Author and Hastings Resident Dan Greenburg Shares His Five Favorite Children's Books
The author and Hastings resident on his five favorite books for kids
Though his How to Be a Jewish Mother catapulted Dan Greenburg, the author of 72 books published in 24 countries, to initial fame, the Hastings resident has since become equally well known among younger readers for his children’s book series: The Zack Files, Secrets of Dripping Fang, Weird Planet, and Maximum Boy. Here, he shares his favorite children’s tomes.
1) Winnie-the-Pooh (A.A. Milne)
Greenburg says that he has loved all the characters in the Pooh titles since childhood—especially “the depressed, self-effacing, controlling, and passive-aggressive Eeyore.” One of his favorite scenes in this book? When Pooh and Piglet, circling a tree in the snow, follow the footprints of what they believe to be two strange animals—and they discover the footprints are actually their own.
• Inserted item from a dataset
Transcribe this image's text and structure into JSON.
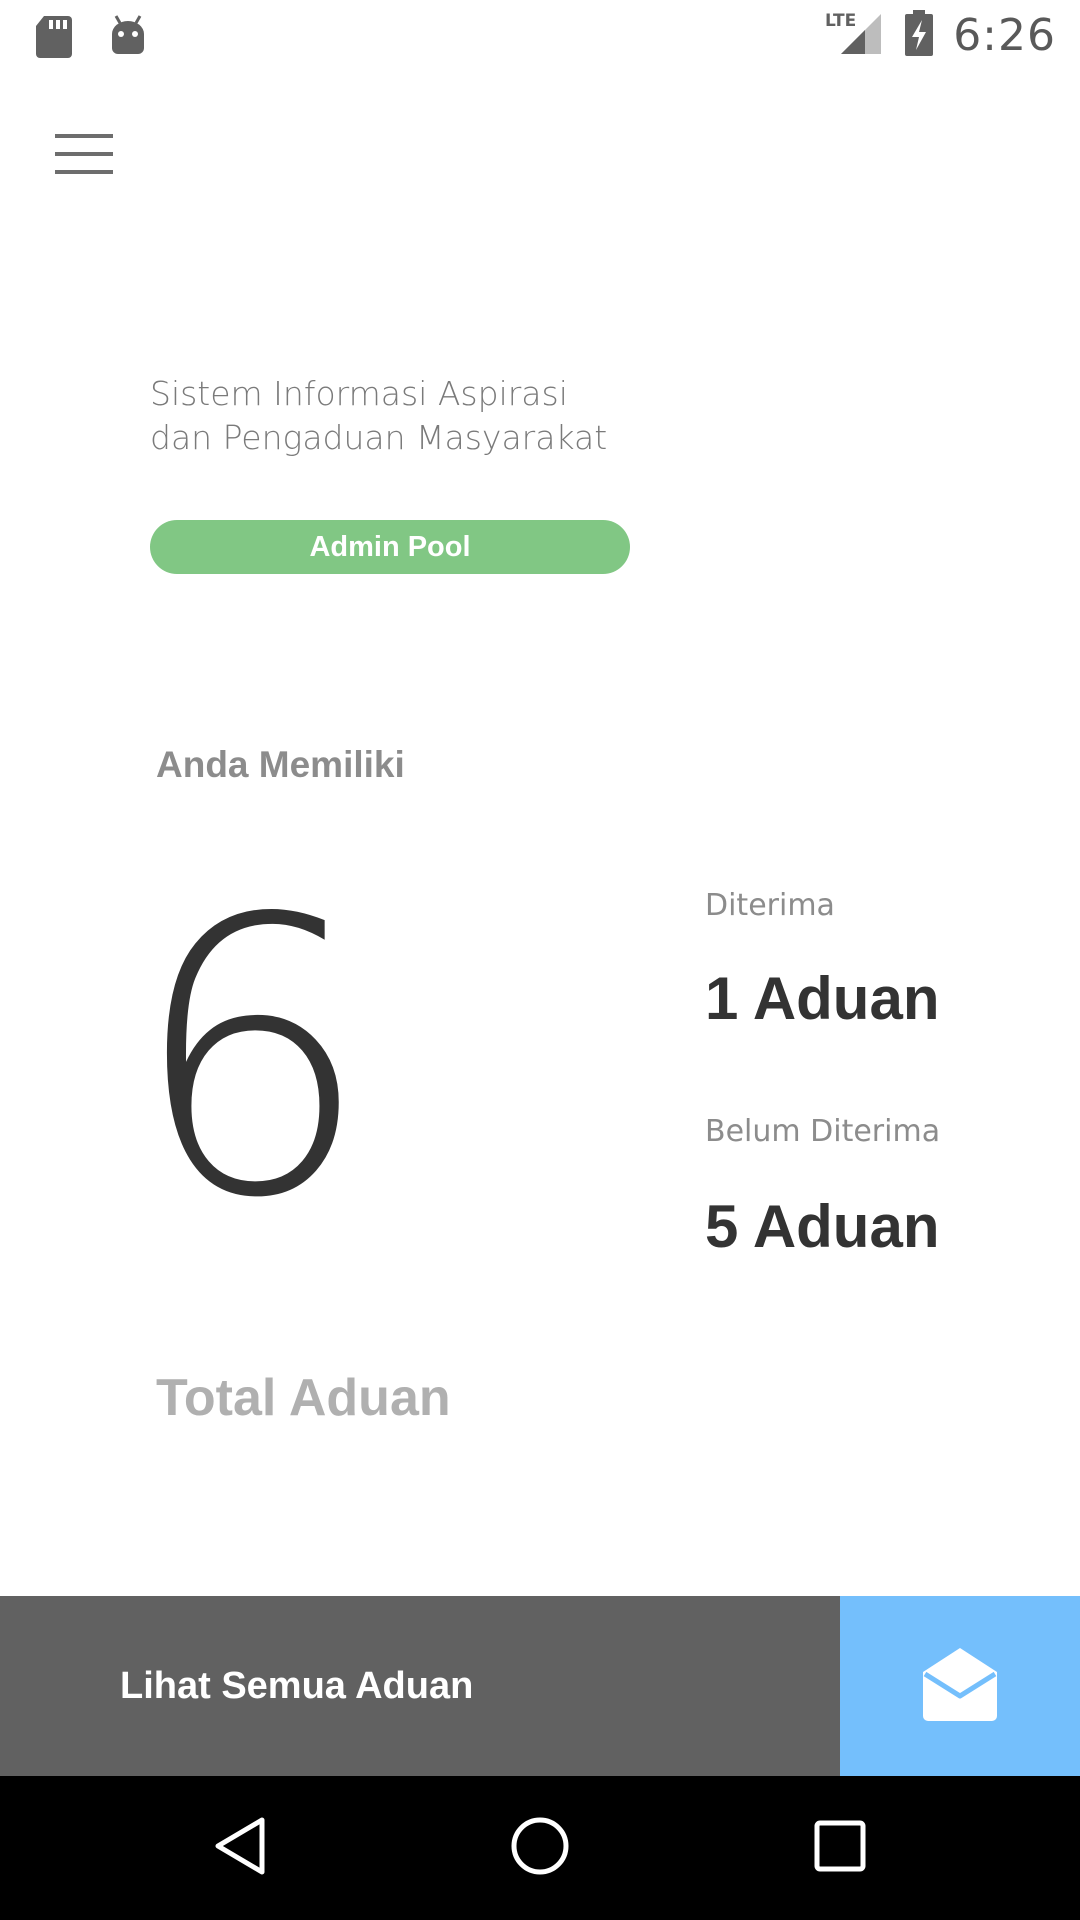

2) Flat Stanley (Jeff Brown)
A heavy bulletin board falls on a boy named Stanley Lambchop when he’s sleeping and, after his parents lift it off him, he’s left as flat as a pancake. Yet no one seems too alarmed by this turn of events, Greenburg notes; Stanley gets rolled up, mailed, and flown like a kite. “Brown’s exposition,” he says, “is as flat and funny as his protagonist.”
3) A Lion Named Shirley Williamson (Bernard Waber)
In this title by the author of the Lyle the Crocodile books, the other zoo lions resent the title character because of her snobbish name and the special treatment she gets from the zookeeper. Greenburg is especially taken with Waber’s “marvelous deadpan humorous style” and “tone-perfect, droll illustrations.”
4) Robot Dreams (Sara Varon)
A graphic novel, this title centers on the close friendship that develops between a dog and the robot he assembles from a kit—and the series of tragicomic, soap-operatic events that ensue when they are separated. “Although there isn’t a single word of dialogue,” Greenburg says, “Varon managed to put me through an astonishing rollercoaster ride of emotions.”
5) The Bad Beginning by Lemony Snickett (Daniel Handler)
In this first book of the darkly comedic series, A Series of Unfortunate Events, three orphaned children are sent to live with their distant cousin, the sadistic Count Olaf. “Even more than the perversely humorous plot,” says Greenburg, “it’s the author’s voice that makes this one a favorite of mine.” Indeed, he adds, “as a darkly comedic children’s book author myself, I struggle not to be influenced by Handler’s style.”